[Exercise requirements]:
This exercise calls for every record to be set down exactly.

*** Material provided ***

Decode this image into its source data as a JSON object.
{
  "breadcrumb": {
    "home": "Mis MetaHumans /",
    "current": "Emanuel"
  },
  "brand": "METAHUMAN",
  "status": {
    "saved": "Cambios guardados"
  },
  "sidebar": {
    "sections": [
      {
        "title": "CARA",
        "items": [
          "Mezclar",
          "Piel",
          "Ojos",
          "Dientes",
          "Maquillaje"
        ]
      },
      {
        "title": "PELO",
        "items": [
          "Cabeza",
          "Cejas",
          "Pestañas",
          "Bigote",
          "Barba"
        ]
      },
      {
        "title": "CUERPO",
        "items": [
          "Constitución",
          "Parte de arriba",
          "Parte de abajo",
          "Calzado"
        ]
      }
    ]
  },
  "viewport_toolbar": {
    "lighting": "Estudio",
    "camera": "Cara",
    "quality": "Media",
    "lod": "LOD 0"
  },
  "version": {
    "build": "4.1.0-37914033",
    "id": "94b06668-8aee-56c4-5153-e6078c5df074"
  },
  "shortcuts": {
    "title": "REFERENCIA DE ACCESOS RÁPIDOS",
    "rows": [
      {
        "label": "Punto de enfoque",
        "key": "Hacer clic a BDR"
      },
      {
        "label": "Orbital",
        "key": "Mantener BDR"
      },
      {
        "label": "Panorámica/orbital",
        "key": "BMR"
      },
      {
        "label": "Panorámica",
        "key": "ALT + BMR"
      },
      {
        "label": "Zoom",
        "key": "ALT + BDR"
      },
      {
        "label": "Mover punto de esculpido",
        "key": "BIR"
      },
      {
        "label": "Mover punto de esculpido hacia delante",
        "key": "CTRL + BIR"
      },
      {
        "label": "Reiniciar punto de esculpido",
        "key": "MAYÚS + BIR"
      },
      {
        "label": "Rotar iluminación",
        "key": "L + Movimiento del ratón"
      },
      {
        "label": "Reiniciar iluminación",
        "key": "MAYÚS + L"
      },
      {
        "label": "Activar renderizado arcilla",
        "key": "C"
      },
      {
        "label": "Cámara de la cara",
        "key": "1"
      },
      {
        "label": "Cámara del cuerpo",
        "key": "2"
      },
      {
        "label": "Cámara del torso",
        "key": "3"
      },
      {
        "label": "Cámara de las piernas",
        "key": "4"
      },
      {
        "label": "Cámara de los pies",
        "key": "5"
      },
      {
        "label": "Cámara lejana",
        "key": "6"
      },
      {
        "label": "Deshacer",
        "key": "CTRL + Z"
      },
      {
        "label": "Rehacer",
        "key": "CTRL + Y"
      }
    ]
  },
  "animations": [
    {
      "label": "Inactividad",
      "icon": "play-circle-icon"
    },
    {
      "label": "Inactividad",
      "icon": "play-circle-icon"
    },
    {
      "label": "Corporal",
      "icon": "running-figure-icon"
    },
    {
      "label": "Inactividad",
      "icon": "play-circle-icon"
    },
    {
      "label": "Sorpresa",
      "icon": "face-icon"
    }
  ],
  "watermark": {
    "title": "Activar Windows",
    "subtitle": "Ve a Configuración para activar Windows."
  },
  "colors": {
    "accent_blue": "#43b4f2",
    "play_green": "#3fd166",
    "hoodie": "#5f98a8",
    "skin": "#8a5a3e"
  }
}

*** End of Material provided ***

[Response for this exercise]:
Decode this image into its source data as a JSON object.
{
  "breadcrumb": {
    "home": "Mis MetaHumans /",
    "current": "Emanuel"
  },
  "brand": "METAHUMAN",
  "status": {
    "saved": "Cambios guardados"
  },
  "sidebar": {
    "sections": [
      {
        "title": "CARA",
        "items": [
          "Mezclar",
          "Piel",
          "Ojos",
          "Dientes",
          "Maquillaje"
        ]
      },
      {
        "title": "PELO",
        "items": [
          "Cabeza",
          "Cejas",
          "Pestañas",
          "Bigote",
          "Barba"
        ]
      },
      {
        "title": "CUERPO",
        "items": [
          "Constitución",
          "Parte de arriba",
          "Parte de abajo",
          "Calzado"
        ]
      }
    ]
  },
  "viewport_toolbar": {
    "lighting": "Estudio",
    "camera": "Cara",
    "quality": "Media",
    "lod": "LOD 0"
  },
  "version": {
    "build": "4.1.0-37914033",
    "id": "94b06668-8aee-56c4-5153-e6078c5df074"
  },
  "shortcuts": {
    "title": "REFERENCIA DE ACCESOS RÁPIDOS",
    "rows": [
      {
        "label": "Punto de enfoque",
        "key": "Hacer clic a BDR"
      },
      {
        "label": "Orbital",
        "key": "Mantener BDR"
      },
      {
        "label": "Panorámica/orbital",
        "key": "BMR"
      },
      {
        "label": "Panorámica",
        "key": "ALT + BMR"
      },
      {
        "label": "Zoom",
        "key": "ALT + BDR"
      },
      {
        "label": "Mover punto de esculpido",
        "key": "BIR"
      },
      {
        "label": "Mover punto de esculpido hacia delante",
        "key": "CTRL + BIR"
      },
      {
        "label": "Reiniciar punto de esculpido",
        "key": "MAYÚS + BIR"
      },
      {
        "label": "Rotar iluminación",
        "key": "L + Movimiento del ratón"
      },
      {
        "label": "Reiniciar iluminación",
        "key": "MAYÚS + L"
      },
      {
        "label": "Activar renderizado arcilla",
        "key": "C"
      },
      {
        "label": "Cámara de la cara",
        "key": "1"
      },
      {
        "label": "Cámara del cuerpo",
        "key": "2"
      },
      {
        "label": "Cámara del torso",
        "key": "3"
      },
      {
        "label": "Cámara de las piernas",
        "key": "4"
      },
      {
        "label": "Cámara de los pies",
        "key": "5"
      },
      {
        "label": "Cámara lejana",
        "key": "6"
      },
      {
        "label": "Deshacer",
        "key": "CTRL + Z"
      },
      {
        "label": "Rehacer",
        "key": "CTRL + Y"
      }
    ]
  },
  "animations": [
    {
      "label": "Inactividad",
      "icon": "play-circle-icon"
    },
    {
      "label": "Inactividad",
      "icon": "play-circle-icon"
    },
    {
      "label": "Corporal",
      "icon": "running-figure-icon"
    },
    {
      "label": "Inactividad",
      "icon": "play-circle-icon"
    },
    {
      "label": "Sorpresa",
      "icon": "face-icon"
    }
  ],
  "watermark": {
    "title": "Activar Windows",
    "subtitle": "Ve a Configuración para activar Windows."
  },
  "colors": {
    "accent_blue": "#43b4f2",
    "play_green": "#3fd166",
    "hoodie": "#5f98a8",
    "skin": "#8a5a3e"
  }
}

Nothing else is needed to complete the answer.